◆ Problem to work on
Repeat the records exactly as given. Do not include the pictures.

Information: Begin

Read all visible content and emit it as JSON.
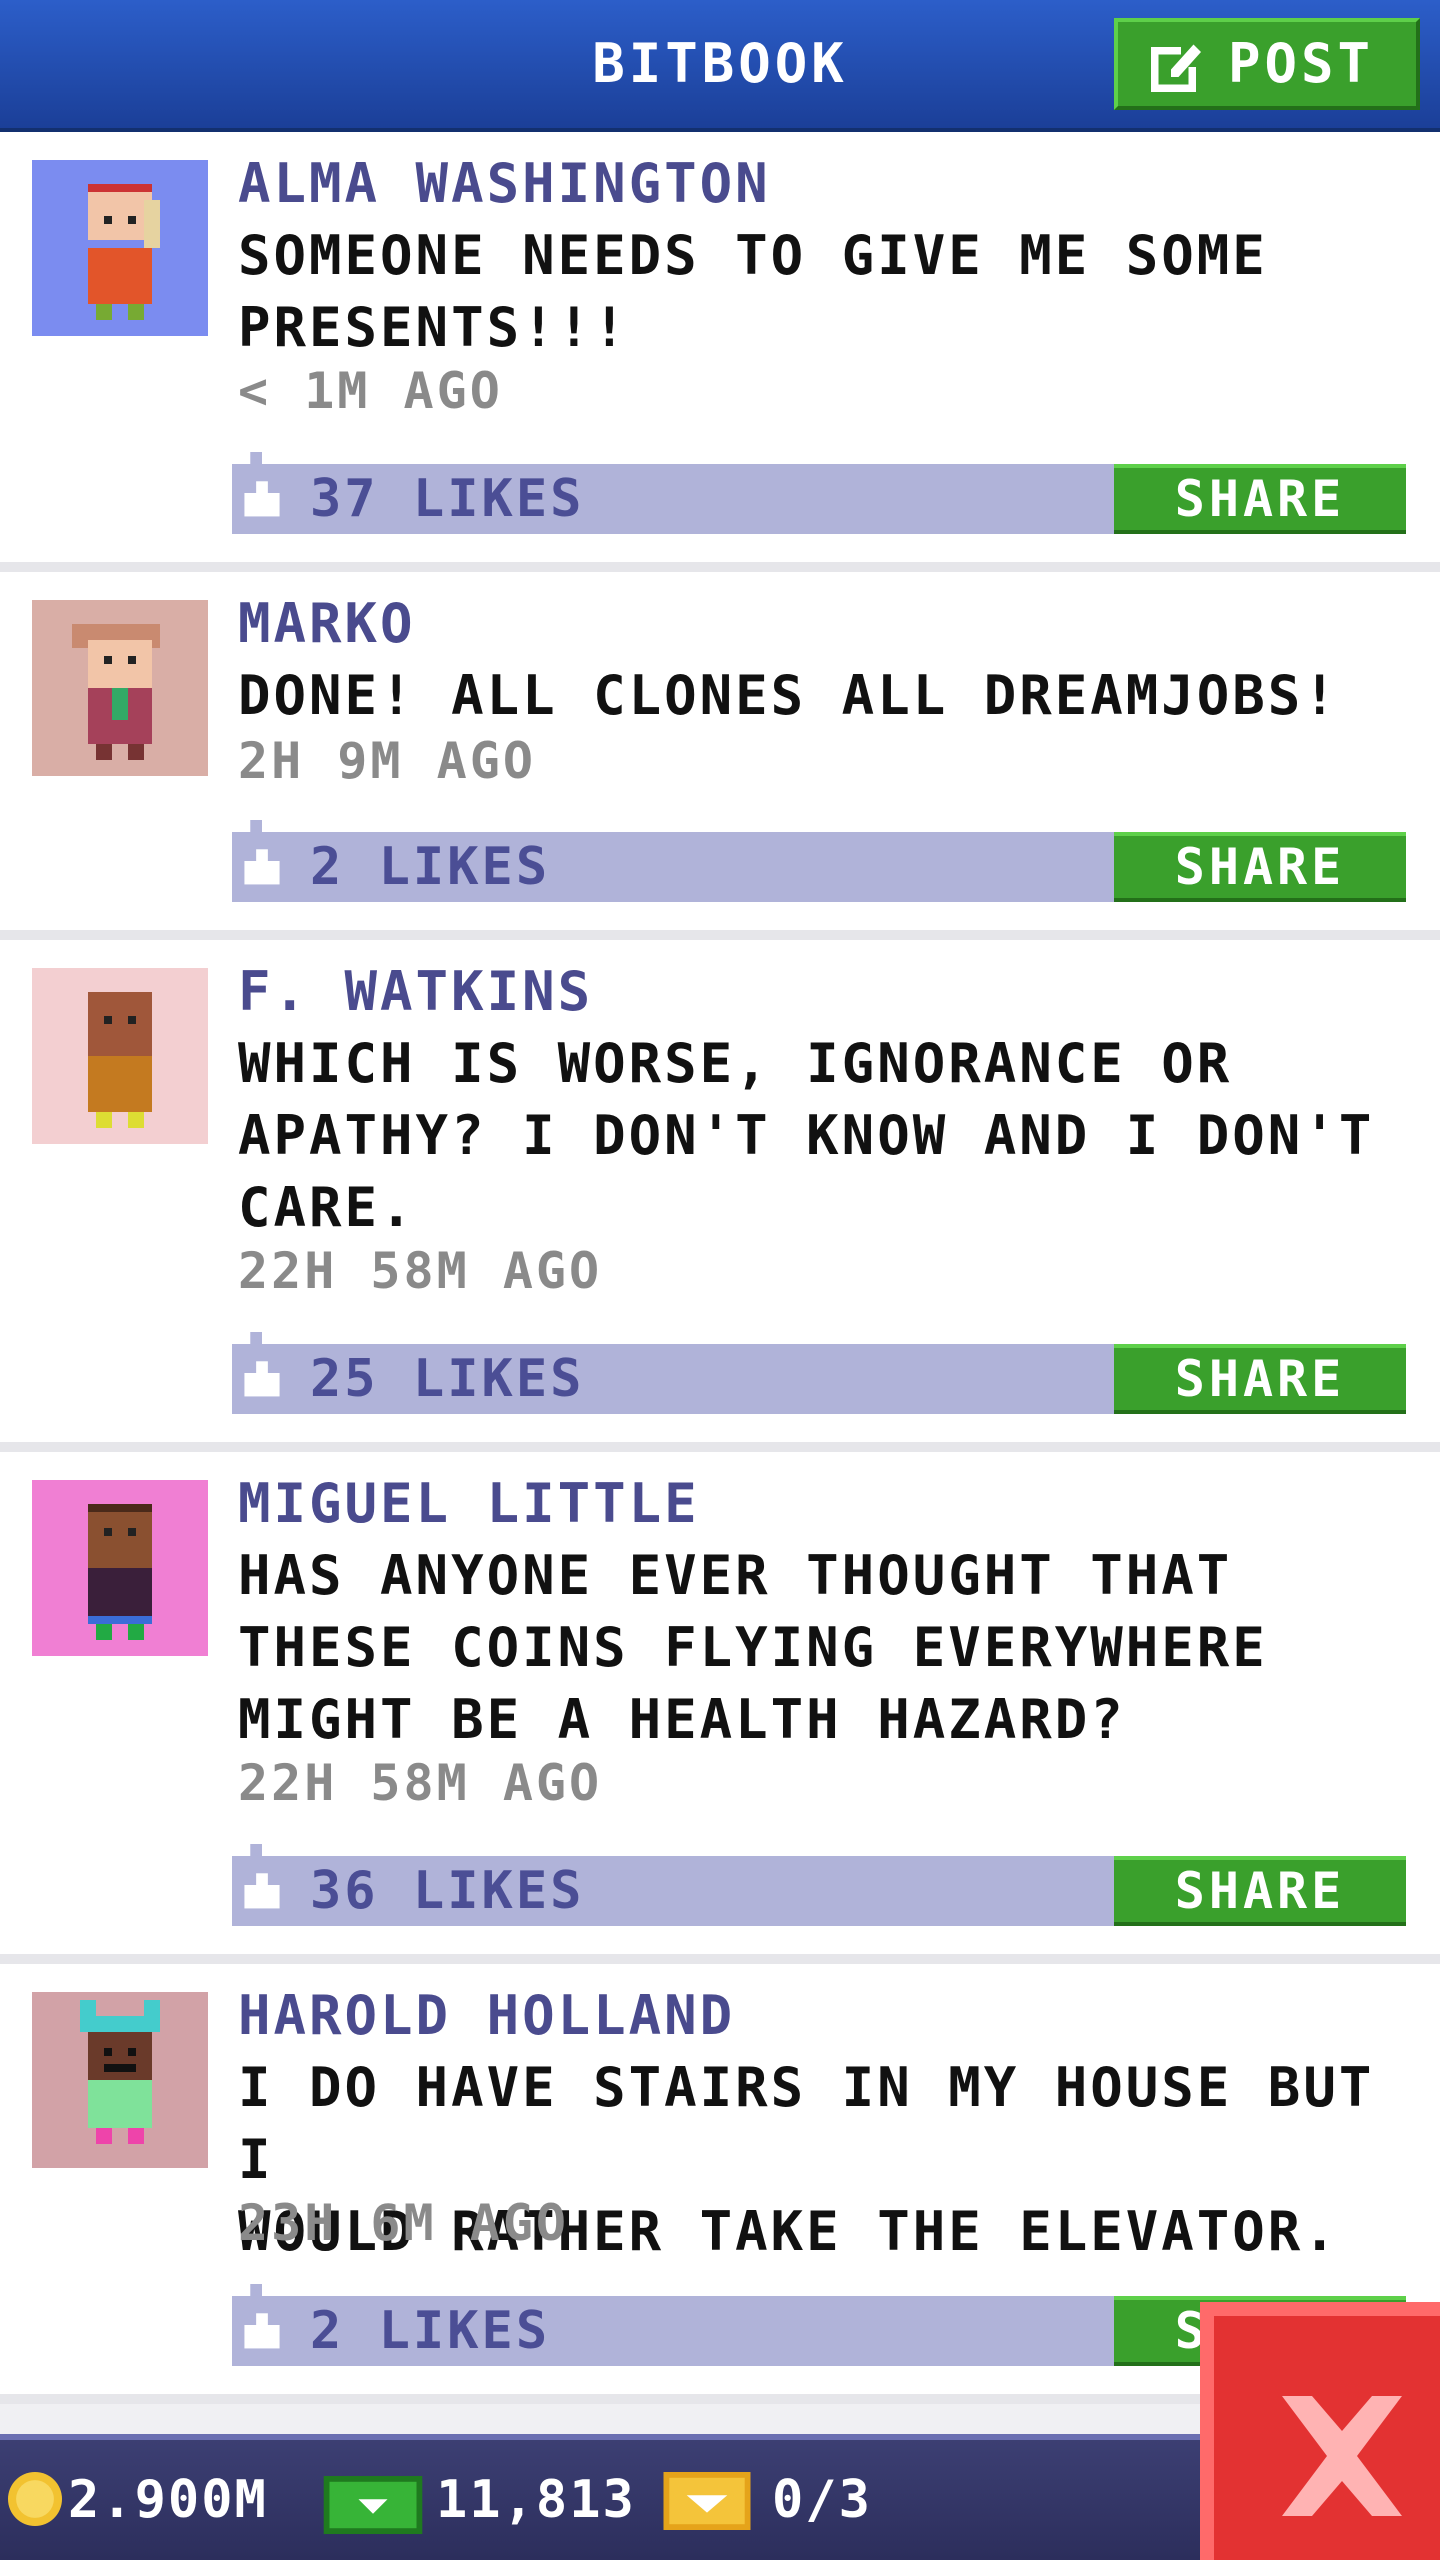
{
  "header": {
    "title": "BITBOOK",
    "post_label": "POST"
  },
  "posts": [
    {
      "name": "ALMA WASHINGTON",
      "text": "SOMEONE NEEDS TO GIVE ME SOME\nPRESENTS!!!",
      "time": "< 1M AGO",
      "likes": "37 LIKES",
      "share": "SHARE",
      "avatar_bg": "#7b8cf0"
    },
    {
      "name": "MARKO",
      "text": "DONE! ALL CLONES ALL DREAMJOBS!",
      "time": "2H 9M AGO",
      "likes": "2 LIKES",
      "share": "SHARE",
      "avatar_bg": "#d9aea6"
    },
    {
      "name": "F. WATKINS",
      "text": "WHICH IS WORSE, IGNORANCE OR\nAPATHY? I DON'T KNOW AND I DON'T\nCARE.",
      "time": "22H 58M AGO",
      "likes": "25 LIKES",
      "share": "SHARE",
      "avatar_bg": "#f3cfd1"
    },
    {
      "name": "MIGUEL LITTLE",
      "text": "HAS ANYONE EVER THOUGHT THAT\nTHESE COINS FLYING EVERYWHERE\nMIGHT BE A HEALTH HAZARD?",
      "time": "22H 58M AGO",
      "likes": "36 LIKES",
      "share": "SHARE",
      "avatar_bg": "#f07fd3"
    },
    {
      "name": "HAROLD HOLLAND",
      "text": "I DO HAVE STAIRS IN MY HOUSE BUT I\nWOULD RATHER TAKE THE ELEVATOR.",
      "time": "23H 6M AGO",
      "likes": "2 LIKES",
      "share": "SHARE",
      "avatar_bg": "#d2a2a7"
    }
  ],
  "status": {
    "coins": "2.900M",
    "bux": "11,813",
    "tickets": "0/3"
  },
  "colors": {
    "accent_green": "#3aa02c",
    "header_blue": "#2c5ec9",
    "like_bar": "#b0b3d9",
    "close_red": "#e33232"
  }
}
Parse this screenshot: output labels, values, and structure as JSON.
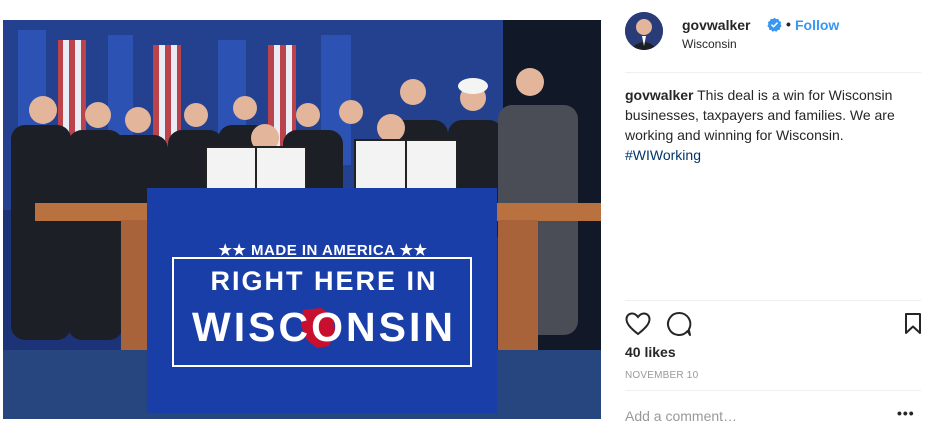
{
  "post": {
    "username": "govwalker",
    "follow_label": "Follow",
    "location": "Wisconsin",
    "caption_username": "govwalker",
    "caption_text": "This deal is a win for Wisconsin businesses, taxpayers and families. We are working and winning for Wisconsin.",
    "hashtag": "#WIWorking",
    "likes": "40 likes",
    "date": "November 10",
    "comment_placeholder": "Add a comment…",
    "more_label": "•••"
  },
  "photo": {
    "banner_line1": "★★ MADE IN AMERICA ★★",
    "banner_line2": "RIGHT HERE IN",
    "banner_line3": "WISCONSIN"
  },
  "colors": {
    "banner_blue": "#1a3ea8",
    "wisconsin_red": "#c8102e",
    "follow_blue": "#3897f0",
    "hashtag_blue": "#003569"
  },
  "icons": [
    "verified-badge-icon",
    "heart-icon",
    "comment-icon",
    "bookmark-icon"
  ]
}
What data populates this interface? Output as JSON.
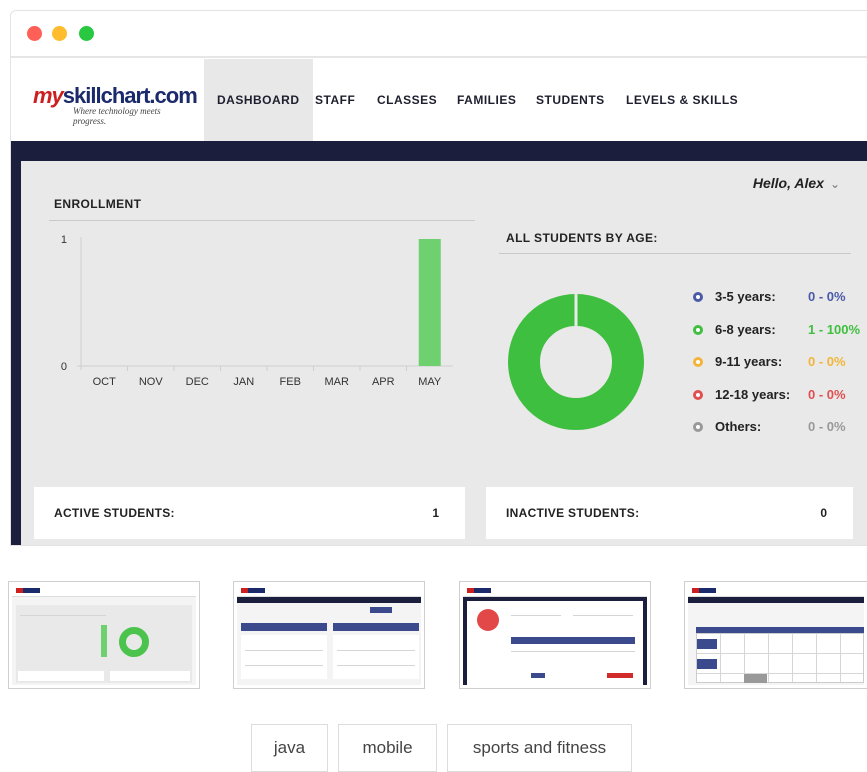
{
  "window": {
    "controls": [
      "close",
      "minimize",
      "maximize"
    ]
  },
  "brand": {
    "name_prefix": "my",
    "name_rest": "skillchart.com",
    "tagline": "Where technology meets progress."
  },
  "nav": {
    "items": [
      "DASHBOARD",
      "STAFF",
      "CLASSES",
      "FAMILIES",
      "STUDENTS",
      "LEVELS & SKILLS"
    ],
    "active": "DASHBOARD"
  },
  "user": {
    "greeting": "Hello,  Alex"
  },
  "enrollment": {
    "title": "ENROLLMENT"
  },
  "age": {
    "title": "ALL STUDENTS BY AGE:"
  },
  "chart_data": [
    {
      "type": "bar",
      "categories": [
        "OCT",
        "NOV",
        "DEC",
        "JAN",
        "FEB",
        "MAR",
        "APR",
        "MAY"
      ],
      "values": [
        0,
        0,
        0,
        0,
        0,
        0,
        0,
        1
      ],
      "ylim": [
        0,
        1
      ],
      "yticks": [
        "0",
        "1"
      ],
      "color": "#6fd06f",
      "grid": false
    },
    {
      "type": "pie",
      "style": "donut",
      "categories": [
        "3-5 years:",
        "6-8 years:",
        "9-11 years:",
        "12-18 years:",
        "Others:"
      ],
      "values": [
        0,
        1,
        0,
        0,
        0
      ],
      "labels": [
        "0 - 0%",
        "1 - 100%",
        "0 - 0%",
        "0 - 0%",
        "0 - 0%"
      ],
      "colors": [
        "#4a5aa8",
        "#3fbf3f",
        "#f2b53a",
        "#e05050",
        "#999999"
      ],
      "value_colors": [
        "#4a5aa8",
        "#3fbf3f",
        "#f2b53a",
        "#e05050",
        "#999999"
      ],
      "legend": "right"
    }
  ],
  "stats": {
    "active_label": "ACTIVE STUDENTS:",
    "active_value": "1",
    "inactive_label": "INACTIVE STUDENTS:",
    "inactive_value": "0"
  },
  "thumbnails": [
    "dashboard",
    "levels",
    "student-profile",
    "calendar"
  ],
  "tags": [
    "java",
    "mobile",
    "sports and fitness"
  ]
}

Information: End

◆ Task answer
Read all visible content and emit it as JSON.
{
  "header": {
    "title": "BITBOOK",
    "post_label": "POST"
  },
  "posts": [
    {
      "name": "ALMA WASHINGTON",
      "text": "SOMEONE NEEDS TO GIVE ME SOME\nPRESENTS!!!",
      "time": "< 1M AGO",
      "likes": "37 LIKES",
      "share": "SHARE",
      "avatar_bg": "#7b8cf0"
    },
    {
      "name": "MARKO",
      "text": "DONE! ALL CLONES ALL DREAMJOBS!",
      "time": "2H 9M AGO",
      "likes": "2 LIKES",
      "share": "SHARE",
      "avatar_bg": "#d9aea6"
    },
    {
      "name": "F. WATKINS",
      "text": "WHICH IS WORSE, IGNORANCE OR\nAPATHY? I DON'T KNOW AND I DON'T\nCARE.",
      "time": "22H 58M AGO",
      "likes": "25 LIKES",
      "share": "SHARE",
      "avatar_bg": "#f3cfd1"
    },
    {
      "name": "MIGUEL LITTLE",
      "text": "HAS ANYONE EVER THOUGHT THAT\nTHESE COINS FLYING EVERYWHERE\nMIGHT BE A HEALTH HAZARD?",
      "time": "22H 58M AGO",
      "likes": "36 LIKES",
      "share": "SHARE",
      "avatar_bg": "#f07fd3"
    },
    {
      "name": "HAROLD HOLLAND",
      "text": "I DO HAVE STAIRS IN MY HOUSE BUT I\nWOULD RATHER TAKE THE ELEVATOR.",
      "time": "23H 6M AGO",
      "likes": "2 LIKES",
      "share": "SHARE",
      "avatar_bg": "#d2a2a7"
    }
  ],
  "status": {
    "coins": "2.900M",
    "bux": "11,813",
    "tickets": "0/3"
  },
  "colors": {
    "accent_green": "#3aa02c",
    "header_blue": "#2c5ec9",
    "like_bar": "#b0b3d9",
    "close_red": "#e33232"
  }
}
Parse this screenshot: output labels, values, and structure as JSON.
{
  "post": {
    "username": "govwalker",
    "follow_label": "Follow",
    "location": "Wisconsin",
    "caption_username": "govwalker",
    "caption_text": "This deal is a win for Wisconsin businesses, taxpayers and families. We are working and winning for Wisconsin.",
    "hashtag": "#WIWorking",
    "likes": "40 likes",
    "date": "November 10",
    "comment_placeholder": "Add a comment…",
    "more_label": "•••"
  },
  "photo": {
    "banner_line1": "★★ MADE IN AMERICA ★★",
    "banner_line2": "RIGHT HERE IN",
    "banner_line3": "WISCONSIN"
  },
  "colors": {
    "banner_blue": "#1a3ea8",
    "wisconsin_red": "#c8102e",
    "follow_blue": "#3897f0",
    "hashtag_blue": "#003569"
  },
  "icons": [
    "verified-badge-icon",
    "heart-icon",
    "comment-icon",
    "bookmark-icon"
  ]
}
What data populates this interface? Output as JSON.
{
  "window": {
    "controls": [
      "close",
      "minimize",
      "maximize"
    ]
  },
  "brand": {
    "name_prefix": "my",
    "name_rest": "skillchart.com",
    "tagline": "Where technology meets progress."
  },
  "nav": {
    "items": [
      "DASHBOARD",
      "STAFF",
      "CLASSES",
      "FAMILIES",
      "STUDENTS",
      "LEVELS & SKILLS"
    ],
    "active": "DASHBOARD"
  },
  "user": {
    "greeting": "Hello,  Alex"
  },
  "enrollment": {
    "title": "ENROLLMENT"
  },
  "age": {
    "title": "ALL STUDENTS BY AGE:"
  },
  "chart_data": [
    {
      "type": "bar",
      "categories": [
        "OCT",
        "NOV",
        "DEC",
        "JAN",
        "FEB",
        "MAR",
        "APR",
        "MAY"
      ],
      "values": [
        0,
        0,
        0,
        0,
        0,
        0,
        0,
        1
      ],
      "ylim": [
        0,
        1
      ],
      "yticks": [
        "0",
        "1"
      ],
      "color": "#6fd06f",
      "grid": false
    },
    {
      "type": "pie",
      "style": "donut",
      "categories": [
        "3-5 years:",
        "6-8 years:",
        "9-11 years:",
        "12-18 years:",
        "Others:"
      ],
      "values": [
        0,
        1,
        0,
        0,
        0
      ],
      "labels": [
        "0 - 0%",
        "1 - 100%",
        "0 - 0%",
        "0 - 0%",
        "0 - 0%"
      ],
      "colors": [
        "#4a5aa8",
        "#3fbf3f",
        "#f2b53a",
        "#e05050",
        "#999999"
      ],
      "value_colors": [
        "#4a5aa8",
        "#3fbf3f",
        "#f2b53a",
        "#e05050",
        "#999999"
      ],
      "legend": "right"
    }
  ],
  "stats": {
    "active_label": "ACTIVE STUDENTS:",
    "active_value": "1",
    "inactive_label": "INACTIVE STUDENTS:",
    "inactive_value": "0"
  },
  "thumbnails": [
    "dashboard",
    "levels",
    "student-profile",
    "calendar"
  ],
  "tags": [
    "java",
    "mobile",
    "sports and fitness"
  ]
}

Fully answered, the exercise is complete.